Why are you talking about a movie on a writing blog? I know you're asking it. Hang with me here, I'm heading to a writing point....well, meandering to it I guess.

I wondered if this reaction was from the viewpoint of Lewis loyalty or, in fact, they didn't like the story. Had they felt the original Looking Glass books were tarnished by this new approach? Stemming that question, did they feel the story should remain in its pure form?

At this point, my parallel thoughts could no longer remain focused on their individual tasks. I stopped my editing and wondered: how far can you take a traditional story and make it your own? I know there will always be naysayers, but can you judge the success of the masses and should you even try?

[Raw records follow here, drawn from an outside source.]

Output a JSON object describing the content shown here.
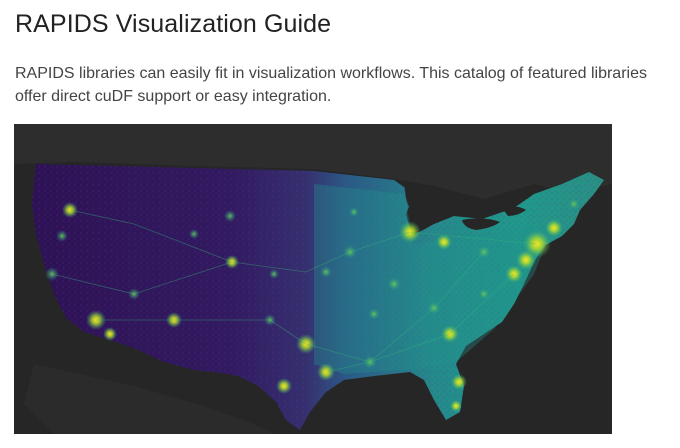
{
  "page": {
    "title": "RAPIDS Visualization Guide",
    "intro": "RAPIDS libraries can easily fit in visualization workflows. This catalog of featured libraries offer direct cuDF support or easy integration."
  },
  "map": {
    "colors": {
      "background": "#262626",
      "land_low": "#2b0f4a",
      "land_mid": "#3b2e7e",
      "land_high": "#21918c",
      "hotspot": "#c8e020",
      "peak": "#fde725"
    }
  }
}
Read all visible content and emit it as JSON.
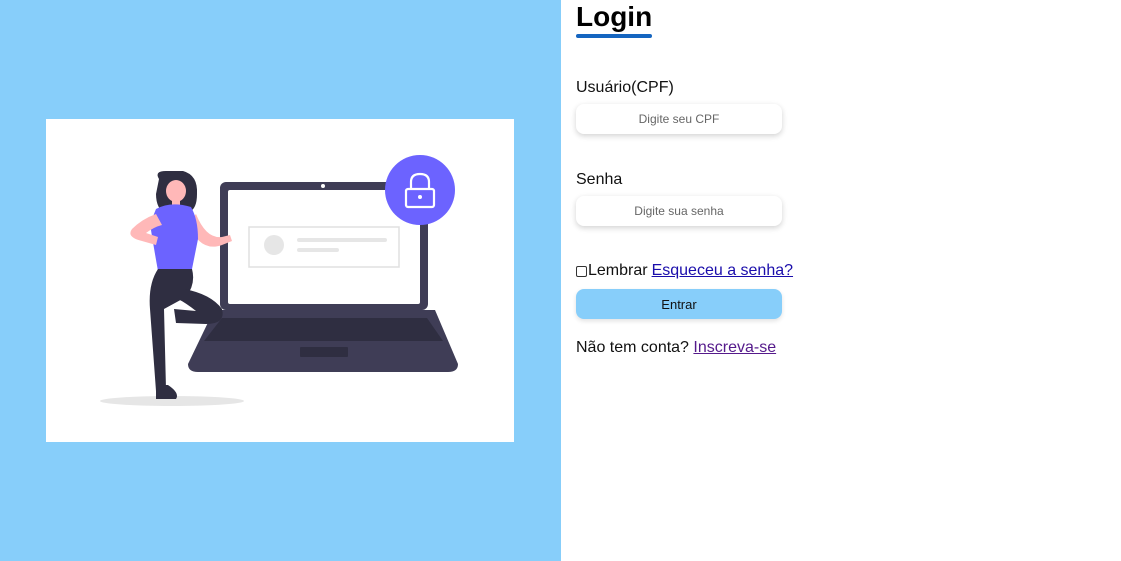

My latest story (still untitled...its own irky situation) stems off a Native American oral story of creation. That is, stems off by a very large margin. How will the response of this be when - yes, think positive with when, not if - this gets published? Will I offend the Navajo people? Native Americans in total? Or will they see it as the respect and admiration of their wonderful history, as I launched the idea with?

Here are two key boundaries I followed in writing the Navajo story. From my interpretation of the Alice movie, they seemed to have kept along this line too.

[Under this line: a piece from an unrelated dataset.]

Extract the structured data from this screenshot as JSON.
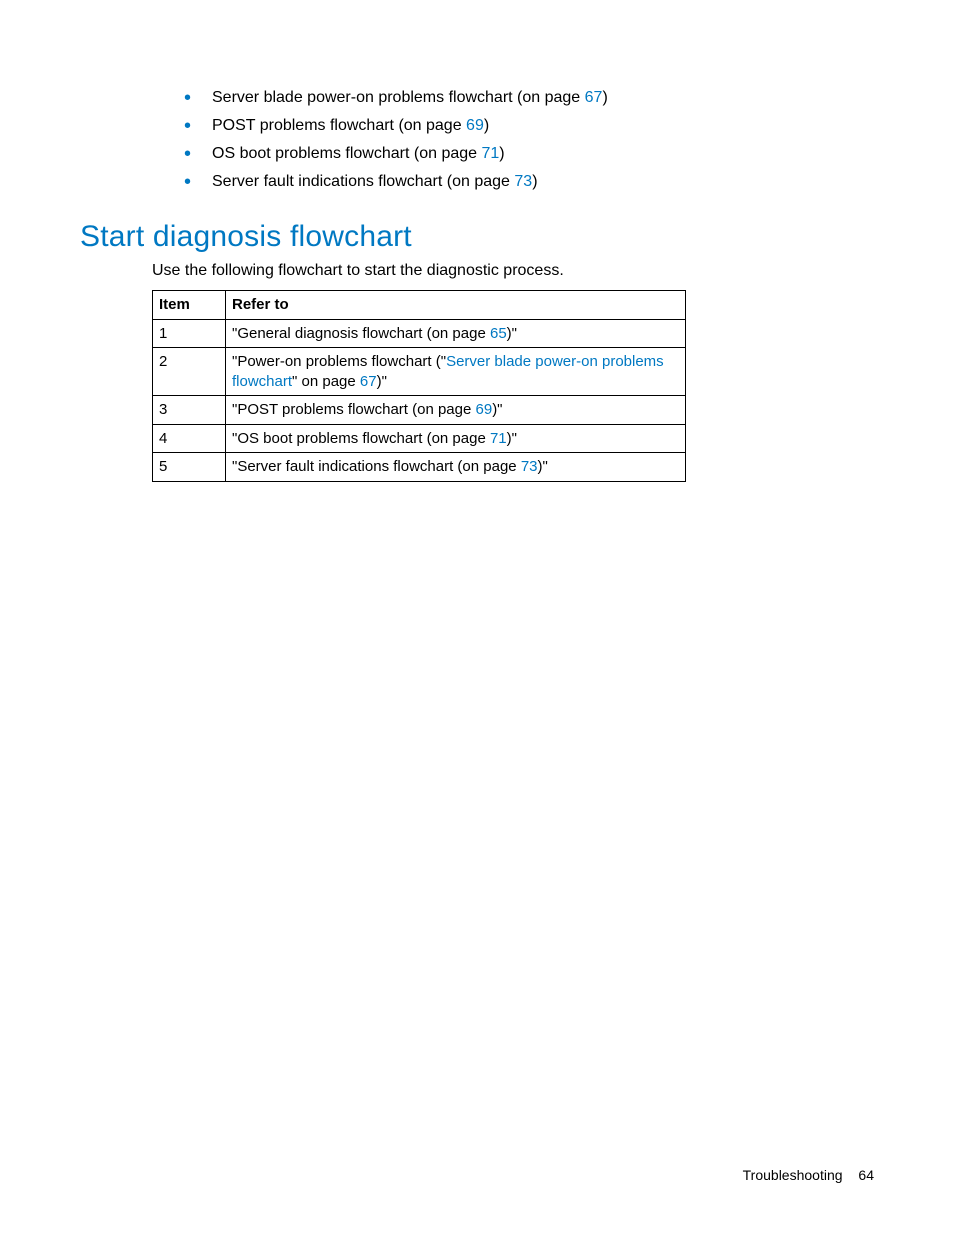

  • Keep the core meaning of the story. Alice to a majority of readers is the need to stay grounded and face reality as it is. (I know it's a VERY generalized statement and there's arguments for and against it being this.)
  • Try to keep the core of the characters purpose within the story. Alice's White Rabbit was to kick off the story and lead Alice to Wonderland and along her journey throughout the story.
Of course, I don't know how this will turn out for my short. Judging by Alice responses, there's always those who would keep it untouched. I'll keep you posted on how it goes.

Good writing all!


  1. I haven't seen "Alice", but have read some reviews about it going both ways (though possibly more negative ones, since the reviewers I follow had Opinions O:)). Though you're right--there will ALWAYS be people who hate something, a re-telling or not, no matter how you do it.

    It's the same of anything. I think (unless you're doing satire or something), if you generally respect the core of the story you're redoing, and you do it in a way that you personally are happy and satisfied with, don't worry about what the naysayers will think.

    Like Jackson's adaptations of LOTR. Yes, I have some issues with it, but I still love the movies and books--I think generally PJ managed to stick to the core story and themes, which is why it worked for me even with some changes I didn't agree with.

    So yeah. :) Focus on getting the story polished and to a point you're satisfied with and then send it out.

    My .02 cents. O:)


  2. I agree with Merc. With any type of art there will be people who both love and hate it. It doesn't matter if it's a remake or not.

  3. Very true fellow writers. I guess there is just no way to make EVERYONE happy. Thanks so much for your thoughts.